GOAL OF THE EXERCISE >>
Below are the records; they must be reproduced verbatim.

------------------------

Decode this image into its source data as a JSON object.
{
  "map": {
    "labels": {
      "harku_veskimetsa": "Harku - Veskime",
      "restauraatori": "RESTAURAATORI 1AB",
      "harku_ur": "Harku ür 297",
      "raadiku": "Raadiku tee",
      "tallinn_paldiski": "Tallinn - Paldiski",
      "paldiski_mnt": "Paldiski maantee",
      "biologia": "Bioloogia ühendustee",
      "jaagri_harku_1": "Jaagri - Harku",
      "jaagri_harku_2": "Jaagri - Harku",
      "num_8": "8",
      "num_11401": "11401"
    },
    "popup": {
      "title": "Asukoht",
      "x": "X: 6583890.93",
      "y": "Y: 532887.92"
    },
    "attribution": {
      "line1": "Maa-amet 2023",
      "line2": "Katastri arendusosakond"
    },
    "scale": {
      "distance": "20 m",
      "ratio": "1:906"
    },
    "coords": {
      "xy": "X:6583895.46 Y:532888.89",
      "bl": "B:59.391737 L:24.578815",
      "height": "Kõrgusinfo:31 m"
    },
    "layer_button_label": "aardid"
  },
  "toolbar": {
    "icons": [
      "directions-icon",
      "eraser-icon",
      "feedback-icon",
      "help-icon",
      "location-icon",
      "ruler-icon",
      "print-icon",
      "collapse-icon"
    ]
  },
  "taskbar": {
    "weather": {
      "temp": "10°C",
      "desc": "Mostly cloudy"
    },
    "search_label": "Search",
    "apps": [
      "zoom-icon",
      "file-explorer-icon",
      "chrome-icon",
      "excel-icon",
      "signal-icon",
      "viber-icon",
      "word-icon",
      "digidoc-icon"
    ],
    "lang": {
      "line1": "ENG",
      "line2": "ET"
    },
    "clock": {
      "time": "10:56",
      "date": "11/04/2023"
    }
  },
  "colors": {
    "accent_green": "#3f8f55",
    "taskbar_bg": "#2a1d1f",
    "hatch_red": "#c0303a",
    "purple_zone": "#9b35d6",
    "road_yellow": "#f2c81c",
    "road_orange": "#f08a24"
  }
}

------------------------

SOLUTION FOR THIS PROBLEM >>
Decode this image into its source data as a JSON object.
{
  "map": {
    "labels": {
      "harku_veskimetsa": "Harku - Veskime",
      "restauraatori": "RESTAURAATORI 1AB",
      "harku_ur": "Harku ür 297",
      "raadiku": "Raadiku tee",
      "tallinn_paldiski": "Tallinn - Paldiski",
      "paldiski_mnt": "Paldiski maantee",
      "biologia": "Bioloogia ühendustee",
      "jaagri_harku_1": "Jaagri - Harku",
      "jaagri_harku_2": "Jaagri - Harku",
      "num_8": "8",
      "num_11401": "11401"
    },
    "popup": {
      "title": "Asukoht",
      "x": "X: 6583890.93",
      "y": "Y: 532887.92"
    },
    "attribution": {
      "line1": "Maa-amet 2023",
      "line2": "Katastri arendusosakond"
    },
    "scale": {
      "distance": "20 m",
      "ratio": "1:906"
    },
    "coords": {
      "xy": "X:6583895.46 Y:532888.89",
      "bl": "B:59.391737 L:24.578815",
      "height": "Kõrgusinfo:31 m"
    },
    "layer_button_label": "aardid"
  },
  "toolbar": {
    "icons": [
      "directions-icon",
      "eraser-icon",
      "feedback-icon",
      "help-icon",
      "location-icon",
      "ruler-icon",
      "print-icon",
      "collapse-icon"
    ]
  },
  "taskbar": {
    "weather": {
      "temp": "10°C",
      "desc": "Mostly cloudy"
    },
    "search_label": "Search",
    "apps": [
      "zoom-icon",
      "file-explorer-icon",
      "chrome-icon",
      "excel-icon",
      "signal-icon",
      "viber-icon",
      "word-icon",
      "digidoc-icon"
    ],
    "lang": {
      "line1": "ENG",
      "line2": "ET"
    },
    "clock": {
      "time": "10:56",
      "date": "11/04/2023"
    }
  },
  "colors": {
    "accent_green": "#3f8f55",
    "taskbar_bg": "#2a1d1f",
    "hatch_red": "#c0303a",
    "purple_zone": "#9b35d6",
    "road_yellow": "#f2c81c",
    "road_orange": "#f08a24"
  }
}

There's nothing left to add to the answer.